Beyond Clinical Engagement: a Pragmatic Model for Quality Improvement Interventions
BMJ Quality and Safety (09/01/2016) Vol. 25, No. 9, P. 716; Pannick, Samuel; Sevdalis, Nick; Athanasiou, Thanos
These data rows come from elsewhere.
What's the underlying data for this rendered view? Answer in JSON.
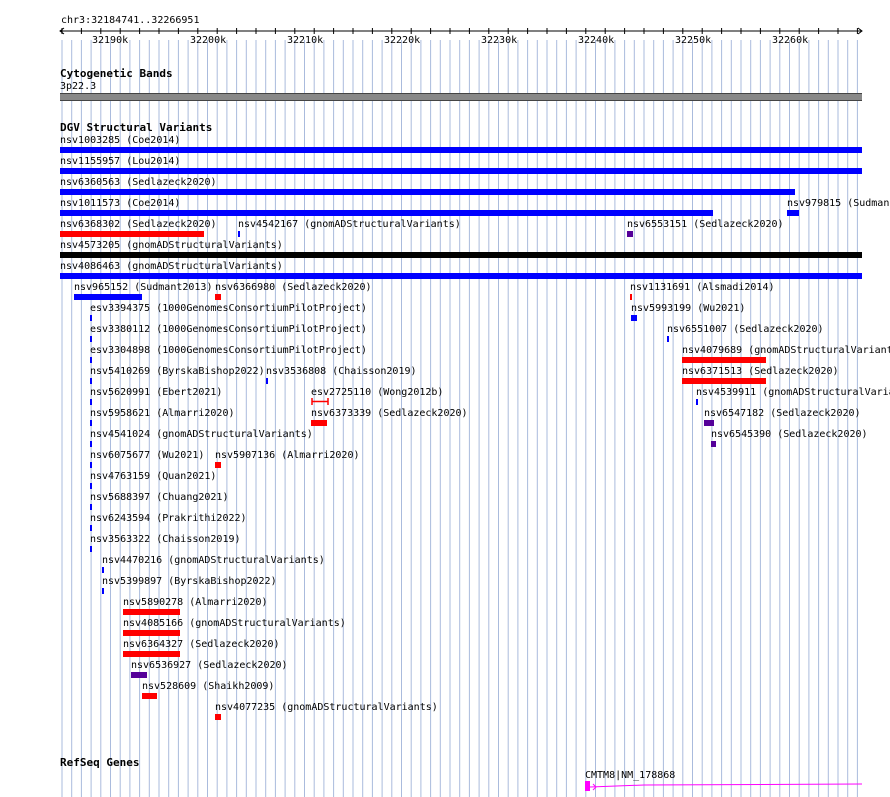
{
  "ruler": {
    "coordinates": "chr3:32184741..32266951",
    "ticks": [
      "32190k",
      "32200k",
      "32210k",
      "32220k",
      "32230k",
      "32240k",
      "32250k",
      "32260k"
    ]
  },
  "tracks": {
    "cytoband": {
      "title": "Cytogenetic Bands",
      "band": "3p22.3"
    },
    "dgv": {
      "title": "DGV Structural Variants"
    },
    "refseq": {
      "title": "RefSeq Genes",
      "gene": "CMTM8|NM_178868"
    }
  },
  "colors": {
    "gain": "#0000ff",
    "loss": "#ff0000",
    "complex": "#550099",
    "inversion": "#000000",
    "gene": "#ff00ff",
    "grid": "#aabbdd"
  },
  "variants": [
    {
      "label": "nsv1003285 (Coe2014)"
    },
    {
      "label": "nsv1155957 (Lou2014)"
    },
    {
      "label": "nsv6360563 (Sedlazeck2020)"
    },
    {
      "label": "nsv1011573 (Coe2014)"
    },
    {
      "label": "nsv979815 (Sudmant"
    },
    {
      "label": "nsv6368302 (Sedlazeck2020)"
    },
    {
      "label": "nsv4542167 (gnomADStructuralVariants)"
    },
    {
      "label": "nsv6553151 (Sedlazeck2020)"
    },
    {
      "label": "nsv4573205 (gnomADStructuralVariants)"
    },
    {
      "label": "nsv4086463 (gnomADStructuralVariants)"
    },
    {
      "label": "nsv965152 (Sudmant2013)"
    },
    {
      "label": "nsv6366980 (Sedlazeck2020)"
    },
    {
      "label": "nsv1131691 (Alsmadi2014)"
    },
    {
      "label": "esv3394375 (1000GenomesConsortiumPilotProject)"
    },
    {
      "label": "nsv5993199 (Wu2021)"
    },
    {
      "label": "esv3380112 (1000GenomesConsortiumPilotProject)"
    },
    {
      "label": "nsv6551007 (Sedlazeck2020)"
    },
    {
      "label": "esv3304898 (1000GenomesConsortiumPilotProject)"
    },
    {
      "label": "nsv4079689 (gnomADStructuralVariant"
    },
    {
      "label": "nsv5410269 (ByrskaBishop2022)"
    },
    {
      "label": "nsv3536808 (Chaisson2019)"
    },
    {
      "label": "nsv6371513 (Sedlazeck2020)"
    },
    {
      "label": "nsv5620991 (Ebert2021)"
    },
    {
      "label": "esv2725110 (Wong2012b)"
    },
    {
      "label": "nsv4539911 (gnomADStructuralVaria"
    },
    {
      "label": "nsv5958621 (Almarri2020)"
    },
    {
      "label": "nsv6373339 (Sedlazeck2020)"
    },
    {
      "label": "nsv6547182 (Sedlazeck2020)"
    },
    {
      "label": "nsv4541024 (gnomADStructuralVariants)"
    },
    {
      "label": "nsv6545390 (Sedlazeck2020)"
    },
    {
      "label": "nsv6075677 (Wu2021)"
    },
    {
      "label": "nsv5907136 (Almarri2020)"
    },
    {
      "label": "nsv4763159 (Quan2021)"
    },
    {
      "label": "nsv5688397 (Chuang2021)"
    },
    {
      "label": "nsv6243594 (Prakrithi2022)"
    },
    {
      "label": "nsv3563322 (Chaisson2019)"
    },
    {
      "label": "nsv4470216 (gnomADStructuralVariants)"
    },
    {
      "label": "nsv5399897 (ByrskaBishop2022)"
    },
    {
      "label": "nsv5890278 (Almarri2020)"
    },
    {
      "label": "nsv4085166 (gnomADStructuralVariants)"
    },
    {
      "label": "nsv6364327 (Sedlazeck2020)"
    },
    {
      "label": "nsv6536927 (Sedlazeck2020)"
    },
    {
      "label": "nsv528609 (Shaikh2009)"
    },
    {
      "label": "nsv4077235 (gnomADStructuralVariants)"
    }
  ]
}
In this study, researchers in the United Kingdom sought to explore the role of managerial staff in quality improvement (QI) implementation. They outlined a "model for alignment" highlighting key factors of practical importance for successful QI using observations from the Hospital Event Analysis Describing Significant Unanticipated Problems (HEADS-UP) study. Through structured discussion, clinical staff sought to identify risks to the delivery of high quality care on a daily basis, addressing them promptly through facilitated communication with senior clinicians and managers before patient harm occurred. Multidisciplinary tools systematically collect data relevant to front-line care delivery problems, and teams would then assess and rank the apparent safety threats. Interventions are co-designed or adapted with clinicians, with a focus on quality strategies having the strongest evidence for effectiveness and implementation. Clinicians' participation is to be supported, recognized, and rewarded, perhaps as part of a formal performance management process. Middle managers coordinate alignment of the improvement efforts with organizational goals, and are themselves heavily incentivized to see QI facilitation as a core role of their own. Middle managers' interest in quality is further reinforced by protected board time for quality issues, and board-level use of quality metrics. The researchers conclude that next generation of guidelines for QI reporting will emphasize narrative understanding, while addressing the alignment of clinical and managerial priorities.